Machiavelli’s next great project did not turn out as well. France still had its eyes on large parts of Italy. Machiavelli set out to convince France’s Louis XII and Pope Julius II to make peace with each other, or at the very least keep Florence out of their battles. He was unsuccessful. In order to secure Italian territories, the Pope’s Holy League army—backed by Spain—marched into Florence in 1512. Machiavelli’s citizen militia crumbled, Soderini was ousted, and Giovanni di Lorenzo de’ Medici—later Pope Leo X—assumed power. The Medicis were back.
Perhaps naively, Machiavelli believed he could carry on as a civil servant under the restored Medici regime: he considered himself a truth-teller, not a party man. However, the Medicis sent Machiavelli packing.
Things took a turn for the worse in 1513. Machiavelli was wrongly accused of taking part in an anti-Medicean conspiracy. He was locked away and tortured, destined for execution until fate intervened.
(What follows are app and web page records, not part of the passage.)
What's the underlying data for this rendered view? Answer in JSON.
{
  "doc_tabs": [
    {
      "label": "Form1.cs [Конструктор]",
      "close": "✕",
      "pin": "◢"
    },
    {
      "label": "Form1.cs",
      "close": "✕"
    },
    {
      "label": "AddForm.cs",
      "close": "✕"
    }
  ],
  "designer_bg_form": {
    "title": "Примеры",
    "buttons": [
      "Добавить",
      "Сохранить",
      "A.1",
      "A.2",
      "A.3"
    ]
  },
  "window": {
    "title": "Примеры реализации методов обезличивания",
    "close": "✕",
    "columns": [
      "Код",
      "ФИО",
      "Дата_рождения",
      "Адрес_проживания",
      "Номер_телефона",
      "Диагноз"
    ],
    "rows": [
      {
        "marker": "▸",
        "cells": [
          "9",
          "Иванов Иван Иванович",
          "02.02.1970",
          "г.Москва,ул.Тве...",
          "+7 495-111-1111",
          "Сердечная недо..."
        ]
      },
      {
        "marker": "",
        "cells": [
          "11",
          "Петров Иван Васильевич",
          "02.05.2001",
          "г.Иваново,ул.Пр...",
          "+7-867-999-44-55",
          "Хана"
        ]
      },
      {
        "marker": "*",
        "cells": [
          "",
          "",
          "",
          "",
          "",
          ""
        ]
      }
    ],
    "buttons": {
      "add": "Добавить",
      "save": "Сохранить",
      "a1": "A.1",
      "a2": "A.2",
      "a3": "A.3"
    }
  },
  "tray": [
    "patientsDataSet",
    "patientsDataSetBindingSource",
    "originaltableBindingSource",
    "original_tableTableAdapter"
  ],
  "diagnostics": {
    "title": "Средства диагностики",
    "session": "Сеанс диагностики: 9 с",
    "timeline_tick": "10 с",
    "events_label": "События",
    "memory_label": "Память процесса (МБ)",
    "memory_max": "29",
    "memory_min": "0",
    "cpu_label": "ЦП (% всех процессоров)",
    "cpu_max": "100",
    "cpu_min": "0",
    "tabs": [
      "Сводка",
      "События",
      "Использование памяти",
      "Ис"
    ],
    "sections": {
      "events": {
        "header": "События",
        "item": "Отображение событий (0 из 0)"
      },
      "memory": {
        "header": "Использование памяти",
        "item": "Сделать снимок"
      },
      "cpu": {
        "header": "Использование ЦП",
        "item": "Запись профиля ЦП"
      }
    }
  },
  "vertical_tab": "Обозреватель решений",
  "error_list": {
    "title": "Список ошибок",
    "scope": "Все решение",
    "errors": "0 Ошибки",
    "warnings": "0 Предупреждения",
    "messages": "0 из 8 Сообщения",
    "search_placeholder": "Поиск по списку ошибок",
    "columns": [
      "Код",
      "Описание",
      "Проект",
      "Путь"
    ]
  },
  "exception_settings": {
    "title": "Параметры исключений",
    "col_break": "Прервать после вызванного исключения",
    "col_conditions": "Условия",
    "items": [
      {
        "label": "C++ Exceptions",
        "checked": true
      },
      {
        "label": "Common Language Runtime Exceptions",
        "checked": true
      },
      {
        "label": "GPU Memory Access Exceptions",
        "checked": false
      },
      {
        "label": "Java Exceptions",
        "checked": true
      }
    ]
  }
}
When Giovanni was appointed Pope Leo X, the Medicis granted Florence’s prisoners a mass amnesty as part of the celebrations. Machiavelli walked out of prison and returned to his family’s small plot of land, ten miles south of Florence.
On his land, Machiavelli settled into a life of sustenance labour and writing, sometimes struggling to keep his family fed. It was here, outside the halls of power, where Machiavelli composed The Prince and The Discourses, the two works that made him the so-called “founder of modern political science.”
Most of us know Machiavelli as a political writer. However, his writing spanned the genres. He also wrote poetry, histories, and plays.
Even the Medicis recognised his brilliance as a writer. In 1521 Cardinal Giulio, the nephew of Lorenzo the Magnificent, commissioned Machiavelli to write Florentine Histories, an eight-volume retrospective of the city. It was published in 1532, five years after his death.
Machiavelli did not live to see The Prince published, either. Manuscripts of this 1513 book floated around Italy, but it never saw official release until 1532. In fact, his only major political work to be published in his lifetime was 1520’s The Art of War.
While alive, Machiavelli was better-known as a satirist. His 1518 play La Mandragola (The Mandrake) was widely praised. This farce about a miraculous fertility potion—often called the greatest comedy in the Italian language—is still being staged today.